Look at this inventions assignment::
“To the fullest extent permitted by law, Employee shall assign, and does hereby assign, to the Employer all of Employee’s right, title and interest in and to all Intellectual Property improved, developed, discovered or written by Employee, alone or in collaboration with others, during the Employment Period … Assigned Inventions shall not include any Invention that is both (x) developed entirely on my own time, without use of any Company assets, ideas or direction and (y) not useful with or related to any Company Interest.”
Wow. This means that *any* IP developed by the employee during the period of employment belongs to the *company* and not the employee, with the tiniest little carve-out for unrelated inventions done on employee time that are also not “useful” to the Company.
Here’s another inventions assignment:
“the Company shall own all right, title and interest in and to all Inventions (including all Intellectual Property Rights therein or related thereto) that are made, conceived or reduced to practice, in whole or in part, by me during the term of my employment with the Company and which arise out of any use of Company’s facilities or assets or any research or other activity conducted by, for or under the direction of the Company (whether or not (i) conducted at the Company’s facilities, (ii) during working hours or (iii) using Company assets), or which are useful with or relate directly or indirectly to any “Company Interest”

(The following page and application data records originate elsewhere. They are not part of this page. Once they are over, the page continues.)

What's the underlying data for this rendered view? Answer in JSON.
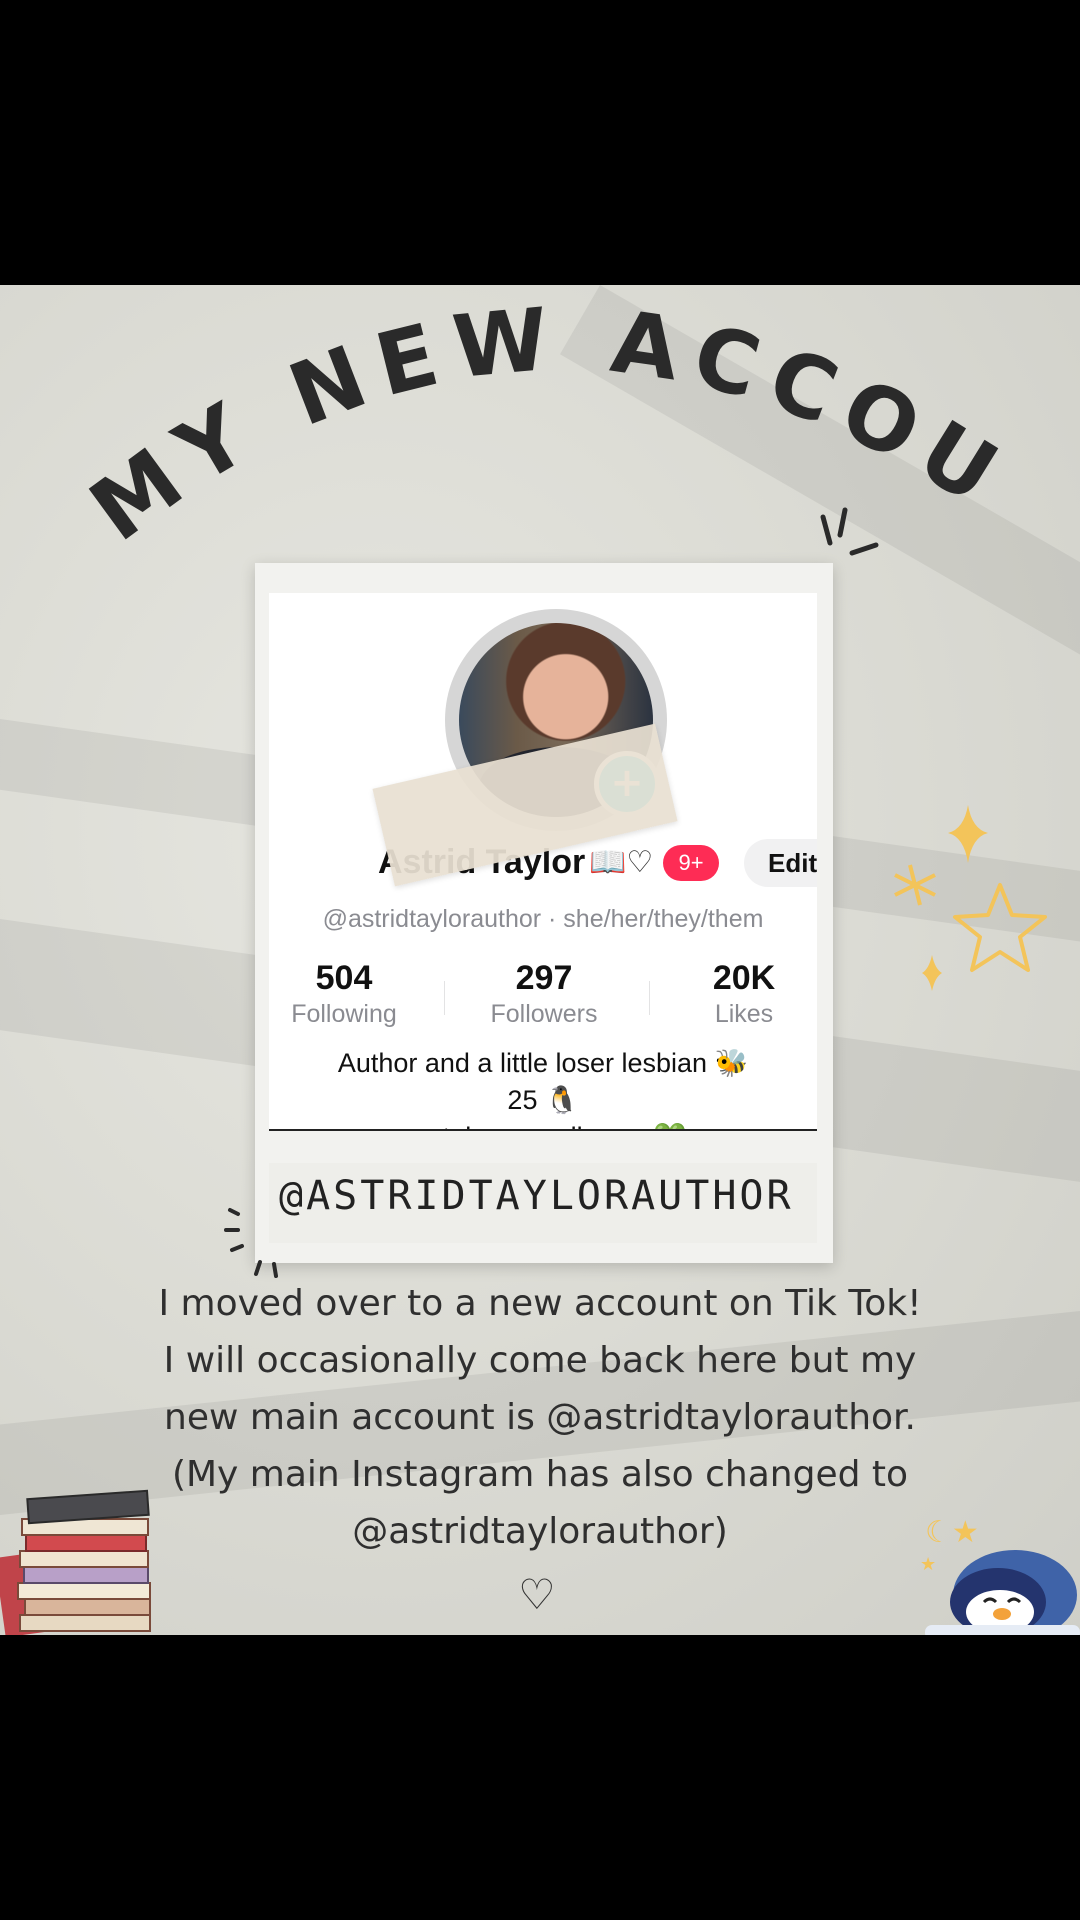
{
  "header": {
    "title": "MY NEW ACCOUNT"
  },
  "profile": {
    "name": "Astrid Taylor",
    "name_emoji": "📖♡",
    "notification_badge": "9+",
    "edit_label": "Edit",
    "handle_line": "@astridtaylorauthor · she/her/they/them",
    "stats": [
      {
        "value": "504",
        "label": "Following"
      },
      {
        "value": "297",
        "label": "Followers"
      },
      {
        "value": "20K",
        "label": "Likes"
      }
    ],
    "bio_lines": [
      "Author and a little loser lesbian 🐝",
      "25 🐧",
      "youtube • smallwooz 💚"
    ]
  },
  "caption": "@ASTRIDTAYLORAUTHOR",
  "message_lines": [
    "I moved over to a new account on Tik Tok!",
    "I will occasionally come back here but my",
    "new main account is @astridtaylorauthor.",
    "(My main Instagram has also changed to",
    "@astridtaylorauthor)"
  ],
  "closing_symbol": "♡",
  "colors": {
    "badge": "#fe2c55",
    "follow_plus": "#20d5ec",
    "sparkle": "#f3c45a"
  },
  "icons": {
    "plus": "+",
    "sparkles": "✦"
  }
}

This inventions assignment is a little less reasonable. The company owns everything.
While there may be industries where these kinds of pre-employment assignments are reasonable, for the average tech-tinkerer it may result in giving over a portion or all of the proceeds from your own personal IP inventions, even if you think it was purely yours.
How to avoid this? There are many ways, the first of which is to review your employment contract. Talk to your employer (if that’s an option). Especially in the tech field, they may want to participate in or encourage the project. Always do any and all work off-site, with your own computer/tools/facilities. Don’t consult with co-employees for any aspect of the project. Don’t even use a company-provided phone when working on your invention if you can avoid it.
One would be well-advised to look over your employment documents before embarking on such an invention spree, and even consult with an attorney. It may be that your employer will want to help you develop the idea if it’s related to its business; you may be able to work out a severance that benefits both parties; or perhaps it might be time for a clean break. There are options, but as with all things legal, it’s always best to work them out before they become problems.
For this and all your businesses legal needs, call me in Asheville, Hendersonville, Fletcher, Waynesville, and all of Western North Carolina at (312) 671-6453, email at firstname.lastname@example.org, or for more information palermolaw.com.